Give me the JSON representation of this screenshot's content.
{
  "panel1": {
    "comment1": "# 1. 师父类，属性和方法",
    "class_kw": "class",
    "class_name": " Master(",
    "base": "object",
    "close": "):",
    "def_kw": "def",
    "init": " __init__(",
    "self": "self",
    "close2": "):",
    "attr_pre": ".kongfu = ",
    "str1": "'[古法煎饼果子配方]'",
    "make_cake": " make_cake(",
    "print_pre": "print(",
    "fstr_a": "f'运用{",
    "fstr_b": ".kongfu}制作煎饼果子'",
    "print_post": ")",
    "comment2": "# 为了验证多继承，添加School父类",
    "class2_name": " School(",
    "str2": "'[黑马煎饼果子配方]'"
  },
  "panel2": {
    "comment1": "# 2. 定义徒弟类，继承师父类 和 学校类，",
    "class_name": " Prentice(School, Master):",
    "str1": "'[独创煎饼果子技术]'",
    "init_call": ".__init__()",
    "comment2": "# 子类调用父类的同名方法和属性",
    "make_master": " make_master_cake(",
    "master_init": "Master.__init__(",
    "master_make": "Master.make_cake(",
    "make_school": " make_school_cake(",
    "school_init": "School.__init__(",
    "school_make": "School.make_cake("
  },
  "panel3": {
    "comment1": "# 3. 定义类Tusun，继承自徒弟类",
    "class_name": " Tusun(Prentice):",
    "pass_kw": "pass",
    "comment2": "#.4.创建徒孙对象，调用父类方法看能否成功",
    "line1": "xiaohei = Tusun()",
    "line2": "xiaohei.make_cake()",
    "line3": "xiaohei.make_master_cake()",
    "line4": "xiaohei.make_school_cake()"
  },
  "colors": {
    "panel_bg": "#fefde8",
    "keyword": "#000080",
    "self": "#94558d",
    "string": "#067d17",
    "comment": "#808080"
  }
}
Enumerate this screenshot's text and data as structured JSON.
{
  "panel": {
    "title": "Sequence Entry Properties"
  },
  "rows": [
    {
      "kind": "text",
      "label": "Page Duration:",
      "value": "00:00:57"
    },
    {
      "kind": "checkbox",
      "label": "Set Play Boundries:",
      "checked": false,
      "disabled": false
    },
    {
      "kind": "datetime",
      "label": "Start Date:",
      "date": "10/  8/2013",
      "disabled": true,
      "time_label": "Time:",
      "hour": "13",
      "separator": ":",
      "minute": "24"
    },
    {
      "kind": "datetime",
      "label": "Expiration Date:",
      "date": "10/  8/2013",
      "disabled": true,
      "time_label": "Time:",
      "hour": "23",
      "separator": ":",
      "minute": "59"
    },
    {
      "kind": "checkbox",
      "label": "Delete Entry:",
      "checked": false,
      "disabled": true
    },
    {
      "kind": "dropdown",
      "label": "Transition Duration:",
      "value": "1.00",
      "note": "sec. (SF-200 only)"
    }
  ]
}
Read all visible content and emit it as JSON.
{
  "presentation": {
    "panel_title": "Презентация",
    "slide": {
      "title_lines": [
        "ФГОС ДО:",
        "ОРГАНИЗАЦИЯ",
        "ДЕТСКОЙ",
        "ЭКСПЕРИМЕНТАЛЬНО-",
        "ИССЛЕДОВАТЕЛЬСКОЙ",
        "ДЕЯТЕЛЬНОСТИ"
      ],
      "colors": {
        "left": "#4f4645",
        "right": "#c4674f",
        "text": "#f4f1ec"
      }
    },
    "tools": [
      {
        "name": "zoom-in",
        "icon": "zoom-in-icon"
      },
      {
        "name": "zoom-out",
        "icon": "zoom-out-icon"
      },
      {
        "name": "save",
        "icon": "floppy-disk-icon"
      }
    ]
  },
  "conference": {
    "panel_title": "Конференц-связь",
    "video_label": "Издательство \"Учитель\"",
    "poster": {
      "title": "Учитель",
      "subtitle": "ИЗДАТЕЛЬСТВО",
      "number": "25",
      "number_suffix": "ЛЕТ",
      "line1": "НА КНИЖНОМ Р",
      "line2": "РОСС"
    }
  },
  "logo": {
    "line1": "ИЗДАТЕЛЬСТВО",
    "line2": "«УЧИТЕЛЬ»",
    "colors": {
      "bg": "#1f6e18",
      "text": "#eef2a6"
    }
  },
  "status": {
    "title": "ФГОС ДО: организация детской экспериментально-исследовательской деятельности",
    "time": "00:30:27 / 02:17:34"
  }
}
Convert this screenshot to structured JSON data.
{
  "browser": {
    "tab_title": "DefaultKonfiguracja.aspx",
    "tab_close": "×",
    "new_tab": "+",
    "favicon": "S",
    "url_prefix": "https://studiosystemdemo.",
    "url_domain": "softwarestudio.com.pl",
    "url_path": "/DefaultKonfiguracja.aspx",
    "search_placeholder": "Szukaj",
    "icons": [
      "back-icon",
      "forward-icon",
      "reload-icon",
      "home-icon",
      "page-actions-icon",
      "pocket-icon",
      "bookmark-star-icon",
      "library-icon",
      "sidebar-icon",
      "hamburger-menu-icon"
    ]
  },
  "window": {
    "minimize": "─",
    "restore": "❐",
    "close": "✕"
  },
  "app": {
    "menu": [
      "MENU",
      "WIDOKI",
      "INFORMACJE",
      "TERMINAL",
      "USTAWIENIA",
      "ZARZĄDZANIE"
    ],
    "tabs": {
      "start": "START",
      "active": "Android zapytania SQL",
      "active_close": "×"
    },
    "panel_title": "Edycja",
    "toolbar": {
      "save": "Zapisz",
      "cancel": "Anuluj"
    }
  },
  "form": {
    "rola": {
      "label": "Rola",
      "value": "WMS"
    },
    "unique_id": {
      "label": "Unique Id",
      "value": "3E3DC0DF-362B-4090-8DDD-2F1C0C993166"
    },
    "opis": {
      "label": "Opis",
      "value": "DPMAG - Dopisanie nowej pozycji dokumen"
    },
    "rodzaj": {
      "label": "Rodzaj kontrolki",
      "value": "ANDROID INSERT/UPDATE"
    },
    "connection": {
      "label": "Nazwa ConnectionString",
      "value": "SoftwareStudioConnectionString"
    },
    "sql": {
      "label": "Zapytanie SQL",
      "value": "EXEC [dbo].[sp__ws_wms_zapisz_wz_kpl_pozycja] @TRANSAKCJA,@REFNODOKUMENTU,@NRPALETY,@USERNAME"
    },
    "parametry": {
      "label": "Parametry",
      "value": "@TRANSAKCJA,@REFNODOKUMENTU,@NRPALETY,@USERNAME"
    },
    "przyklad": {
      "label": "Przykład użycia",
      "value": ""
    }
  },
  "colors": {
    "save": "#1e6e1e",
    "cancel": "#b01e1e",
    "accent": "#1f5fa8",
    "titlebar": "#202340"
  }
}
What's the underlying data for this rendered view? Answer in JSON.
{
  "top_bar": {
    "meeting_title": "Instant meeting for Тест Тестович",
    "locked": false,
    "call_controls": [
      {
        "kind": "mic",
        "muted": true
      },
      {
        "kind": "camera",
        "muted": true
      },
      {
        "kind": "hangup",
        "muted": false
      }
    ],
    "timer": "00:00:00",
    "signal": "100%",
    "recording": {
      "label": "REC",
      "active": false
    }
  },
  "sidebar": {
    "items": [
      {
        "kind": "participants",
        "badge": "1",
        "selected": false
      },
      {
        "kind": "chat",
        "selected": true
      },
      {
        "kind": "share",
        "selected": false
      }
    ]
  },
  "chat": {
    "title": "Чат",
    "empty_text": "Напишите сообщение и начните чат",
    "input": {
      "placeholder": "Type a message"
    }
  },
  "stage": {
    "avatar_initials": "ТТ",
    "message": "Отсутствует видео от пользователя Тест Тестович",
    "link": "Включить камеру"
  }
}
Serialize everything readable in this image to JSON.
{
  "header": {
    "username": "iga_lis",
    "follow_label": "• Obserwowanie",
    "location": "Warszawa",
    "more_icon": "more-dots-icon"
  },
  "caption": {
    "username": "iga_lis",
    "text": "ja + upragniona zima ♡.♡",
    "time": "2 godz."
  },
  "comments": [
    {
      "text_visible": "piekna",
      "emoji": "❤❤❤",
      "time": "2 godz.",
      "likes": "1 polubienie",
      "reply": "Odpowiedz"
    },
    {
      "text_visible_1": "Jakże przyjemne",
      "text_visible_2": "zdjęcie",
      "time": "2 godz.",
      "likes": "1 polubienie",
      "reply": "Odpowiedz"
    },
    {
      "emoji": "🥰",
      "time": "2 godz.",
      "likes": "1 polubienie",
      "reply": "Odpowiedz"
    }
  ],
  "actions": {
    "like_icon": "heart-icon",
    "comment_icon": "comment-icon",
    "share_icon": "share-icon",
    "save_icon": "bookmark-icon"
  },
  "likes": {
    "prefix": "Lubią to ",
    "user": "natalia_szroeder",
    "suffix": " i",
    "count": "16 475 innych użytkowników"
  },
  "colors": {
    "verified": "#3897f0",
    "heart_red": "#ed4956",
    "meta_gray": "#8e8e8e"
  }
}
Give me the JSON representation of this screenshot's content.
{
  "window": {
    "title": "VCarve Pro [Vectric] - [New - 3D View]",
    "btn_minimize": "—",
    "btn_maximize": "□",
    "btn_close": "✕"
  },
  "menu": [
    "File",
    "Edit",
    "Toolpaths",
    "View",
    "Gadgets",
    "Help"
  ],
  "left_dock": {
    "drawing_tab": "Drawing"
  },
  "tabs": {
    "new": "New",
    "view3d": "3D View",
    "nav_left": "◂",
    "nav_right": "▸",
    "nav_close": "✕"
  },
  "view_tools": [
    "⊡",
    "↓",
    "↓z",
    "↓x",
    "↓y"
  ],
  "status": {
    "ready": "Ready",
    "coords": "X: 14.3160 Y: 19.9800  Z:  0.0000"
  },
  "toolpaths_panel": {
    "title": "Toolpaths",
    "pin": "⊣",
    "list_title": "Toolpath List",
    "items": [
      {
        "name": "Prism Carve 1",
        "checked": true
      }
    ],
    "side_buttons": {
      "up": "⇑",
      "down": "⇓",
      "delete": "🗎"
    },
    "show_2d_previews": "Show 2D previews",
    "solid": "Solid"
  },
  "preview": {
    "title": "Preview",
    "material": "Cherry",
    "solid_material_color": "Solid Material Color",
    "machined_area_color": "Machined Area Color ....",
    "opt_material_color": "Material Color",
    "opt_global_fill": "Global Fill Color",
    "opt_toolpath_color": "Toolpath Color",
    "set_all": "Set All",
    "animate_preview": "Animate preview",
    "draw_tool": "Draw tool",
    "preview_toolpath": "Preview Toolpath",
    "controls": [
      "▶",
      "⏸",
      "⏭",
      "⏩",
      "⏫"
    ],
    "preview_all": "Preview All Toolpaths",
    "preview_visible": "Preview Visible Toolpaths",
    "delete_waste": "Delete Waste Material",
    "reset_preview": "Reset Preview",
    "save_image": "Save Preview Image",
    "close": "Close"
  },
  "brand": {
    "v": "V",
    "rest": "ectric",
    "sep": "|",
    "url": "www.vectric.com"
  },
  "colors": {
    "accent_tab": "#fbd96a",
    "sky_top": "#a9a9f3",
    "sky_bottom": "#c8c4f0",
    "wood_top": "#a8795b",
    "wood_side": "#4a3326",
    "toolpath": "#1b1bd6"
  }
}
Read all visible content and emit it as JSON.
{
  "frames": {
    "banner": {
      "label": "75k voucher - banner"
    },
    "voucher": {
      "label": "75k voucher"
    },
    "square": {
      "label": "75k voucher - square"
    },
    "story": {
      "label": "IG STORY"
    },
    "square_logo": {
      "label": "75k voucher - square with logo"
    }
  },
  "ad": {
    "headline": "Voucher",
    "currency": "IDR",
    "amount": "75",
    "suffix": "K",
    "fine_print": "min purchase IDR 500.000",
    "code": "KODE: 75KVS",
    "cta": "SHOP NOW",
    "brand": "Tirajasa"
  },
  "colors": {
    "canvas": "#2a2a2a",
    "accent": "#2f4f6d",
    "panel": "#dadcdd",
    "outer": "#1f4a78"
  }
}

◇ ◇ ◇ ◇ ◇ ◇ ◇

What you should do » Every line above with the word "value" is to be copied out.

Result for this exercise »
      "value": "00:00:57"
      "value": "1.00",
      "value": "WMS"
      "value": "3E3DC0DF-362B-4090-8DDD-2F1C0C993166"
      "value": "DPMAG - Dopisanie nowej pozycji dokumen"
      "value": "ANDROID INSERT/UPDATE"
      "value": "SoftwareStudioConnectionString"
      "value": "EXEC [dbo].[sp__ws_wms_zapisz_wz_kpl_pozycja] @TRANSAKCJA,@REFNODOKUMENTU,@NRPALETY,@USERNAME"
      "value": "@TRANSAKCJA,@REFNODOKUMENTU,@NRPALETY,@USERNAME"
      "value": ""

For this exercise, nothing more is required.